Spire UDF Import

Spire UDF Import imports data directly into Spire UDF fields from Excel.

Features include:

  • Use either the Spire API or ODBC to update the Spire database.
  • Make backups of your UDF fields before updating.
  • One-click restore of backups.
  • Run multiple imports consecutively in one batch.
  • Field by field logging of update success/failure with reasons.
  • Single record testing mode.
  • Filter errors and re-import errors after fixes.
  • It is FAST! How fast? Keep reading.

Here is the main configuration Control Panel for Spire UDF Import. Only 3 pieces of information are required to configure each import method, either API, ODBC or both. API updates are slower, but have the advantage of implementing the built-in Spire validation.

Unlimited Import Configuration

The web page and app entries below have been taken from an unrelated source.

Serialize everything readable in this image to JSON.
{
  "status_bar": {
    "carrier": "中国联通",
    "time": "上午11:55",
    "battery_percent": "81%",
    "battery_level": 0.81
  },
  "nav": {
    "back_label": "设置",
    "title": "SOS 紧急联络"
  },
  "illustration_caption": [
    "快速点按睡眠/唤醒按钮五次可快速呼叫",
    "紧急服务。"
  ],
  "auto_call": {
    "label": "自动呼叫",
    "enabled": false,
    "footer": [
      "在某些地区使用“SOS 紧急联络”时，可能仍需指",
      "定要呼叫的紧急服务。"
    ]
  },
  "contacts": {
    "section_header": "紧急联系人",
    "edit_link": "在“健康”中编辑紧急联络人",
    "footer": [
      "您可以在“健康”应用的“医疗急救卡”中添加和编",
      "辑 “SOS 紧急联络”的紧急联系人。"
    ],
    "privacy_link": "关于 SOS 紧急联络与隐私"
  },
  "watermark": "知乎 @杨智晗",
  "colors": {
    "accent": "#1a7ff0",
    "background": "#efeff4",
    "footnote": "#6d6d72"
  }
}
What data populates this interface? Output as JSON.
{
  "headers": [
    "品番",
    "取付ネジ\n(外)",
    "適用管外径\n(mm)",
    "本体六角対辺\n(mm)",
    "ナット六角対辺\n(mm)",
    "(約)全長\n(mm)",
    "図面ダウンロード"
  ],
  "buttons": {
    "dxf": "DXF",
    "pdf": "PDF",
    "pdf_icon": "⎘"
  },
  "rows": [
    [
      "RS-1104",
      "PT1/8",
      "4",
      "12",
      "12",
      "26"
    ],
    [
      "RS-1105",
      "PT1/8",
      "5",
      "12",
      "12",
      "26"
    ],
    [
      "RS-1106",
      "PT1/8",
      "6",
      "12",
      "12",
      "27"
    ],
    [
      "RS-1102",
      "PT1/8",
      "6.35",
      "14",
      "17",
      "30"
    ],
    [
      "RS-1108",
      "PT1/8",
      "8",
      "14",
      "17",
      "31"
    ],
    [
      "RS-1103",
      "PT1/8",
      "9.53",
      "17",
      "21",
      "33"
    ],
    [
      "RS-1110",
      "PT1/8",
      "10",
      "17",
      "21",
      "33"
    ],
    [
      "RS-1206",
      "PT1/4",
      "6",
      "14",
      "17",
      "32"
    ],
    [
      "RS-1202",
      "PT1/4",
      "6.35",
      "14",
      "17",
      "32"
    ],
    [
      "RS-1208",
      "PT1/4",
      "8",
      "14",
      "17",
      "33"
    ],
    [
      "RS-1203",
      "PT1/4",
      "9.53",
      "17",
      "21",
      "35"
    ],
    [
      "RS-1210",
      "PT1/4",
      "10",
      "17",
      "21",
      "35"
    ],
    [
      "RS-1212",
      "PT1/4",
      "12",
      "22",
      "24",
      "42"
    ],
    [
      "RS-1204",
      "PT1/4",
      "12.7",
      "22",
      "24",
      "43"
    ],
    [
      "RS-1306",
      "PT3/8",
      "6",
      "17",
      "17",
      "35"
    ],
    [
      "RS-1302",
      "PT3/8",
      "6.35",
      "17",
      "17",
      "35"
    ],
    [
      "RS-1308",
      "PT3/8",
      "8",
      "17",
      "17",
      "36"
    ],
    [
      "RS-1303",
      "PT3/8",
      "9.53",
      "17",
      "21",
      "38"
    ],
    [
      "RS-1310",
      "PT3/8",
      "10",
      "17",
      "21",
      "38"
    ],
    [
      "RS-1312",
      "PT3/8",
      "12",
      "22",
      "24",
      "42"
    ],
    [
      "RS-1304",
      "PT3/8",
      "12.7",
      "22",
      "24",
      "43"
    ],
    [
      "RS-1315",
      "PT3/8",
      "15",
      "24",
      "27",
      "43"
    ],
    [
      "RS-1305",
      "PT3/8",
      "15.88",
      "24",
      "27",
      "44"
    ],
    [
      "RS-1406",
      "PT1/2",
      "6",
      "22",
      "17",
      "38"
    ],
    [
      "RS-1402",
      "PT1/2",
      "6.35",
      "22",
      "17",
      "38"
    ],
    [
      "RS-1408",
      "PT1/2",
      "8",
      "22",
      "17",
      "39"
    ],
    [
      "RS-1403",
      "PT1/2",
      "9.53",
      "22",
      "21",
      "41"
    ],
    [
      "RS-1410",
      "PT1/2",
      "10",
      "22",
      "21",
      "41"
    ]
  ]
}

The Imports sheet contains a list of all configured import destinations. Although not shown, all Spire UDF destinations are supported. Some are only supported via ODBC. This sheet has a link to the associated source sheet for the actual data.

The source sheet for an import includes unique key information and a column for each UDF field to import. You are not limited to the normal ‘primary’ unique key. Any combinations of key fields that are unique can be used. If the key combination is unique for a given record, it will update. If it is not unique for a given record, that import will not take place.

In this example, the UDF fields are called “value”,”notes”,”lastcontact”, “nextcontact” and “salesstatus”. These names relate directly to how the UDF fields are configured in Spire.

After running the import, the Row Results and the Backup columns have been populated. In this case, the API was used, so the UDF field validation was enforced. One record update was denied, and the reason is shown. Another record indicates that the customer number in the import data does not exist.

A filter can be applied to the Row Results column to show only the errors and they can be fixed.

The incorrect customer number and the invalid ‘nextcontact’ date are corrected. The filter is left in place for the next import, as the import process does not import records that are filtered out. Here is how things look after the second import.

Now that the customer number has been corrected, that record could be validated and was found to also have an error. The final step would be to fix this error and re-run the import. All the records would now be imported and the filter would be showing zero rows.

And the performance? 4,200 customer records with 2 UDF fields per record, while making a backup of all the UDF data before each update took just 25 seconds. The restore was even faster.